Sometimes, it is acceptable to cope with your mental illness or poor mental health with things like baths, face masks, or aromatherapy. In fact, sometimes that may be just what you need in that moment. Moments of mindfulness, where you only focus on the task at hand while you are completing it, can be very beneficial for anxiety and depression, among other illnesses. Aromatherapy can also help your nerves calm, or help energize you if needed. But sometimes coping with mental health isn’t that simple, or aesthetically pleasing. Sometimes poor mental health is gross, and smelly, and dirty, and that is something that isn’t talked about very often.

I experience my fair share of struggles with my mental health. Anxiety and depression can be really crippling at times, especially during the school year. Sometimes I lack the motivation to keep up with my personal hygiene, or to clean my room and do the laundry. Sometimes dishes stack up in my room, because I lack the motivation to clean them. Other times, I get very far behind on my schoolwork because everything starts piling up, and instead of doing the logical thing and setting time aside to get it done, I go into a state of responsibility overload, and slip into a state of panic, that ultimately does not allow me to get any work done at all. This is true for many people that have a mental illness, and sometimes the symptoms can be even more life-altering than this. Given this, you can see that it is important for society to begin shedding some light on the not-so-pretty sides of self care.

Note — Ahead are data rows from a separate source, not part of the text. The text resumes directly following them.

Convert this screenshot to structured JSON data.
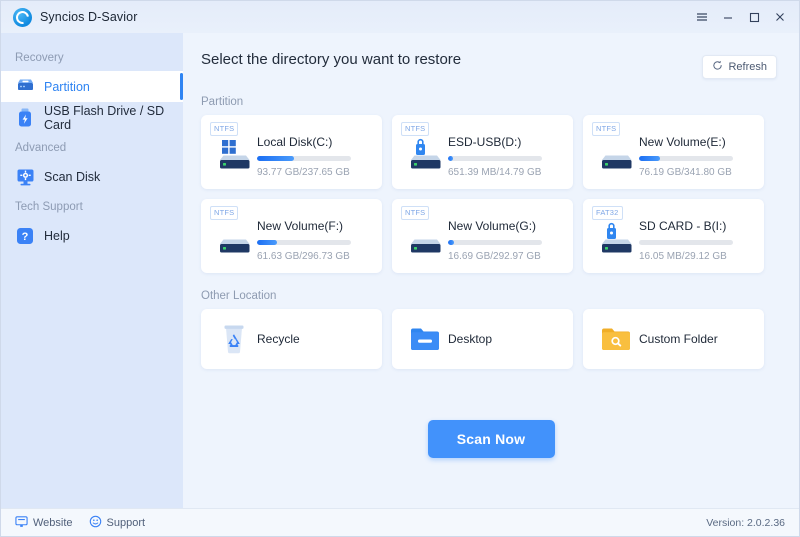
{
  "window": {
    "app_title": "Syncios D-Savior",
    "logo_icon": "syncios-logo-icon",
    "controls": [
      {
        "name": "menu-button",
        "icon": "hamburger-menu-icon"
      },
      {
        "name": "minimize-button",
        "icon": "minimize-icon"
      },
      {
        "name": "maximize-button",
        "icon": "maximize-icon"
      },
      {
        "name": "close-button",
        "icon": "close-icon"
      }
    ]
  },
  "sidebar": {
    "groups": [
      {
        "label": "Recovery",
        "items": [
          {
            "label": "Partition",
            "icon": "partition-drive-icon",
            "active": true
          },
          {
            "label": "USB Flash Drive / SD Card",
            "icon": "usb-flash-drive-icon",
            "active": false
          }
        ]
      },
      {
        "label": "Advanced",
        "items": [
          {
            "label": "Scan Disk",
            "icon": "scan-disk-monitor-icon",
            "active": false
          }
        ]
      },
      {
        "label": "Tech Support",
        "items": [
          {
            "label": "Help",
            "icon": "help-question-icon",
            "active": false
          }
        ]
      }
    ]
  },
  "main": {
    "page_title": "Select the directory you want to restore",
    "refresh_label": "Refresh",
    "refresh_icon": "refresh-circular-arrow-icon",
    "partition_section_label": "Partition",
    "other_location_section_label": "Other Location",
    "scan_button_label": "Scan Now",
    "partitions": [
      {
        "fs": "NTFS",
        "name": "Local Disk(C:)",
        "usage": "93.77 GB/237.65 GB",
        "percent": 39,
        "icon": "windows-drive-icon"
      },
      {
        "fs": "NTFS",
        "name": "ESD-USB(D:)",
        "usage": "651.39 MB/14.79 GB",
        "percent": 5,
        "icon": "locked-drive-icon"
      },
      {
        "fs": "NTFS",
        "name": "New Volume(E:)",
        "usage": "76.19 GB/341.80 GB",
        "percent": 22,
        "icon": "drive-icon"
      },
      {
        "fs": "NTFS",
        "name": "New Volume(F:)",
        "usage": "61.63 GB/296.73 GB",
        "percent": 21,
        "icon": "drive-icon"
      },
      {
        "fs": "NTFS",
        "name": "New Volume(G:)",
        "usage": "16.69 GB/292.97 GB",
        "percent": 6,
        "icon": "drive-icon"
      },
      {
        "fs": "FAT32",
        "name": "SD CARD - B(I:)",
        "usage": "16.05 MB/29.12 GB",
        "percent": 0,
        "icon": "locked-drive-icon"
      }
    ],
    "other_locations": [
      {
        "name": "Recycle",
        "icon": "recycle-bin-icon"
      },
      {
        "name": "Desktop",
        "icon": "desktop-folder-icon"
      },
      {
        "name": "Custom Folder",
        "icon": "custom-folder-search-icon"
      }
    ]
  },
  "statusbar": {
    "website_label": "Website",
    "website_icon": "monitor-icon",
    "support_label": "Support",
    "support_icon": "support-smiley-icon",
    "version_label": "Version: 2.0.2.36"
  },
  "colors": {
    "accent": "#4292fb",
    "sidebar_bg": "#dce7fa",
    "main_bg": "#eef4fd",
    "progress_fill": "#1b6ef3",
    "folder_blue": "#3b82f6",
    "folder_orange": "#f5b73c"
  }
}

I understand that in some situations, these are the things that trigger mental illness, because they get to a point that they seem so insurmountable that it becomes impossible to accomplish them. However, if you have a friend with mental illness, they could help you complete some of these tasks, and if you are the friend of someone with mental illness, you could encourage them to complete some of the tasks, or even help them complete them. Even if you are someone that is struggling with mental illness, and you are having a good mental health day, you could try to do some of these things for yourself.

  • Shower

  • Brush your teeth/floss

  • Do an assignment or more for school

  • Do laundry

  • Eat a snack or drink some water

  • Do the dishes

    The romanticization of self care can sometimes be a good thing, because it encourages more people to be aware of whether or not they need to treat themselves to a little more love. However, it can also cause people to romanticize putting off important tasks, which, in the end, will only make the problems worse.